--- EXTRACTED ENTRIES Enclosed Below ---
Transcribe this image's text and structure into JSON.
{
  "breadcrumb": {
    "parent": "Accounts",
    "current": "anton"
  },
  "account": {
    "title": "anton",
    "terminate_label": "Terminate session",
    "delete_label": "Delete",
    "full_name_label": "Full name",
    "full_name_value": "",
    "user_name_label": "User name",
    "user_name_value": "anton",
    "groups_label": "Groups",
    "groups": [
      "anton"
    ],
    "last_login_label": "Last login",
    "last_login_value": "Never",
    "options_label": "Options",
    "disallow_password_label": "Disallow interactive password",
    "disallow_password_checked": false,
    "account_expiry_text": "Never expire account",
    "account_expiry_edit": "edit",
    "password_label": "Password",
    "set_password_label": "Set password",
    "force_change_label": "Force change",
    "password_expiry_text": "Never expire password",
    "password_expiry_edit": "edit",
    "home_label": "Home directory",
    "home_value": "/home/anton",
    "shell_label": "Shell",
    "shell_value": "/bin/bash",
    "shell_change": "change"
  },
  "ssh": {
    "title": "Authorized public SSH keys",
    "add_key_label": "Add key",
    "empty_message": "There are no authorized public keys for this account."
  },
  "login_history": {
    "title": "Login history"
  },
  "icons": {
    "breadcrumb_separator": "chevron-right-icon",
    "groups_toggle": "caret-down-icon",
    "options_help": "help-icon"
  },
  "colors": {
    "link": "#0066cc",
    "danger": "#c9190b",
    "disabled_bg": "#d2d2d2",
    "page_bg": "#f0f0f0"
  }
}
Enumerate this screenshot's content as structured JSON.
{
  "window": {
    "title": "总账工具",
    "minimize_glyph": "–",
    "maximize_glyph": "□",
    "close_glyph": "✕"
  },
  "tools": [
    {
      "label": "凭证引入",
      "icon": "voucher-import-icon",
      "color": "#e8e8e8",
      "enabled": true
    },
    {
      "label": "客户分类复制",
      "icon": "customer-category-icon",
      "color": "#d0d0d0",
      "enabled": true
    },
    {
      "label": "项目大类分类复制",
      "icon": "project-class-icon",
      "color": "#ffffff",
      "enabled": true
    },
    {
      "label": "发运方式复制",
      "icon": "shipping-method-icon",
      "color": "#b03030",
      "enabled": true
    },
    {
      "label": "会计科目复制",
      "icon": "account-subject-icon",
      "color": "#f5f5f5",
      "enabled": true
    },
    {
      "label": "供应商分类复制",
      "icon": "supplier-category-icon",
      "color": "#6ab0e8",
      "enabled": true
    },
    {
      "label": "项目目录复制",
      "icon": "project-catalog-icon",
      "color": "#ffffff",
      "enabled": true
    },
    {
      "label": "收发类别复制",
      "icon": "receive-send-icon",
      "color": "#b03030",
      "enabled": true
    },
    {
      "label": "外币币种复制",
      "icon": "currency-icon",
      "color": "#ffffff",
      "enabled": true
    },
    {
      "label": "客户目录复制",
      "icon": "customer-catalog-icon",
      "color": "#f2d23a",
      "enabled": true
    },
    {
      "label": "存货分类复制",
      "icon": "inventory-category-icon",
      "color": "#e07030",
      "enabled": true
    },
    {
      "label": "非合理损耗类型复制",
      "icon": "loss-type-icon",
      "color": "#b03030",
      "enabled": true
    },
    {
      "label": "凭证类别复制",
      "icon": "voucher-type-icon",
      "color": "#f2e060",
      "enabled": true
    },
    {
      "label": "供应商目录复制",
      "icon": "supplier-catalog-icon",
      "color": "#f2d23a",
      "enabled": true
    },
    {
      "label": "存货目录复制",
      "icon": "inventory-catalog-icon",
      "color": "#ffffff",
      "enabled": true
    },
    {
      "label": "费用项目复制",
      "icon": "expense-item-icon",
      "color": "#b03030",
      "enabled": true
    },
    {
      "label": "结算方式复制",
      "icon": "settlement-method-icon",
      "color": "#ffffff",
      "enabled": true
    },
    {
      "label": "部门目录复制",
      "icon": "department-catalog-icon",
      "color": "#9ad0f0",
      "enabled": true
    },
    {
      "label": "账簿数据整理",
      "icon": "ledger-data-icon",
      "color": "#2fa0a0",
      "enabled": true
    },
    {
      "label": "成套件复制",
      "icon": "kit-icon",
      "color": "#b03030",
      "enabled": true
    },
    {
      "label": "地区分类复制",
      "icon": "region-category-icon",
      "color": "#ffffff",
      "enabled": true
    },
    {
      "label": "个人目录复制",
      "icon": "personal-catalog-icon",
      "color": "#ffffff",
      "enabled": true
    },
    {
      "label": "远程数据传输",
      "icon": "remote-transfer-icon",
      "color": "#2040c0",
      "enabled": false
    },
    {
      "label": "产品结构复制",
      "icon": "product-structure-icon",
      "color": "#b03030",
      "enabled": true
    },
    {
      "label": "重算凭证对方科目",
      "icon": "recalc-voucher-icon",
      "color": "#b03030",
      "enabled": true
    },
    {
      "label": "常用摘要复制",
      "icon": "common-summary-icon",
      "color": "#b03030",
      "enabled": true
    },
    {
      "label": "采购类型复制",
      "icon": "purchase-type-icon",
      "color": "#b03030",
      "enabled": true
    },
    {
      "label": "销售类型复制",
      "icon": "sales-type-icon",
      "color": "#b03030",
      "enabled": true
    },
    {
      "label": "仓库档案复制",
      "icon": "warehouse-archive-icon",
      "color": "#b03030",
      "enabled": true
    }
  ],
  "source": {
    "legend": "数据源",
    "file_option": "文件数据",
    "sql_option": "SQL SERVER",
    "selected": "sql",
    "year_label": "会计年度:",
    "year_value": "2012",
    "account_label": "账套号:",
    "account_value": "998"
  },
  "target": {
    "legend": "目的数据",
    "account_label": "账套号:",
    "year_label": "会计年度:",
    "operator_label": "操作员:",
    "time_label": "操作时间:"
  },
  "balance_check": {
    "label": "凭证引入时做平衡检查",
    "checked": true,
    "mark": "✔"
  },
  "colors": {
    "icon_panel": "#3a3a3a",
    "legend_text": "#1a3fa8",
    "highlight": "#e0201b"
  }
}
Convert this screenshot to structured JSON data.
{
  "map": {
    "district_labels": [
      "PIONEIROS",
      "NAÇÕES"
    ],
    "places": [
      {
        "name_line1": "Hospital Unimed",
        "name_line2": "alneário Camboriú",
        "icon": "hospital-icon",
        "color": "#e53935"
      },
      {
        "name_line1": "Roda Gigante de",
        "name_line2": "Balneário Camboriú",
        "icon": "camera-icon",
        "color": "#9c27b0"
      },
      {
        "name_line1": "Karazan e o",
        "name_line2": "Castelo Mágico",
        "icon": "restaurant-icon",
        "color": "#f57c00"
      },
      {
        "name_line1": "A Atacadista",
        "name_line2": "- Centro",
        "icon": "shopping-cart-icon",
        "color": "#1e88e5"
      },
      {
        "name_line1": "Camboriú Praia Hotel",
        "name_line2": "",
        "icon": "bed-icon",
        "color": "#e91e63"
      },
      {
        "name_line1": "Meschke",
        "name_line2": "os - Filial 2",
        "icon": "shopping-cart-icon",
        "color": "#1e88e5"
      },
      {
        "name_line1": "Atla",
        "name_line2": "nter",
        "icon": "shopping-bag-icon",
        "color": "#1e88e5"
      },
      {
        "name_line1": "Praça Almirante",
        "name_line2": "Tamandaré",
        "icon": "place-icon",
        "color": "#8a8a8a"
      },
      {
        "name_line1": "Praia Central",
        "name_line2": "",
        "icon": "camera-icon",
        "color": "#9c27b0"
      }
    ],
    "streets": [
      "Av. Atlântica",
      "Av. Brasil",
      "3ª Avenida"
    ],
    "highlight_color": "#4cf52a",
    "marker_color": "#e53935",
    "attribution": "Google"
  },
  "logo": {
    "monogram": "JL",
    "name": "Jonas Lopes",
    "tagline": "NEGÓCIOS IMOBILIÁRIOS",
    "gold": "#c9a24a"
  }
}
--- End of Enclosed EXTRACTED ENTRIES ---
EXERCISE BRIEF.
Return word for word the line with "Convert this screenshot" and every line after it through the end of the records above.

ANSWER SECTION.
Convert this screenshot to structured JSON data.
{
  "map": {
    "district_labels": [
      "PIONEIROS",
      "NAÇÕES"
    ],
    "places": [
      {
        "name_line1": "Hospital Unimed",
        "name_line2": "alneário Camboriú",
        "icon": "hospital-icon",
        "color": "#e53935"
      },
      {
        "name_line1": "Roda Gigante de",
        "name_line2": "Balneário Camboriú",
        "icon": "camera-icon",
        "color": "#9c27b0"
      },
      {
        "name_line1": "Karazan e o",
        "name_line2": "Castelo Mágico",
        "icon": "restaurant-icon",
        "color": "#f57c00"
      },
      {
        "name_line1": "A Atacadista",
        "name_line2": "- Centro",
        "icon": "shopping-cart-icon",
        "color": "#1e88e5"
      },
      {
        "name_line1": "Camboriú Praia Hotel",
        "name_line2": "",
        "icon": "bed-icon",
        "color": "#e91e63"
      },
      {
        "name_line1": "Meschke",
        "name_line2": "os - Filial 2",
        "icon": "shopping-cart-icon",
        "color": "#1e88e5"
      },
      {
        "name_line1": "Atla",
        "name_line2": "nter",
        "icon": "shopping-bag-icon",
        "color": "#1e88e5"
      },
      {
        "name_line1": "Praça Almirante",
        "name_line2": "Tamandaré",
        "icon": "place-icon",
        "color": "#8a8a8a"
      },
      {
        "name_line1": "Praia Central",
        "name_line2": "",
        "icon": "camera-icon",
        "color": "#9c27b0"
      }
    ],
    "streets": [
      "Av. Atlântica",
      "Av. Brasil",
      "3ª Avenida"
    ],
    "highlight_color": "#4cf52a",
    "marker_color": "#e53935",
    "attribution": "Google"
  },
  "logo": {
    "monogram": "JL",
    "name": "Jonas Lopes",
    "tagline": "NEGÓCIOS IMOBILIÁRIOS",
    "gold": "#c9a24a"
  }
}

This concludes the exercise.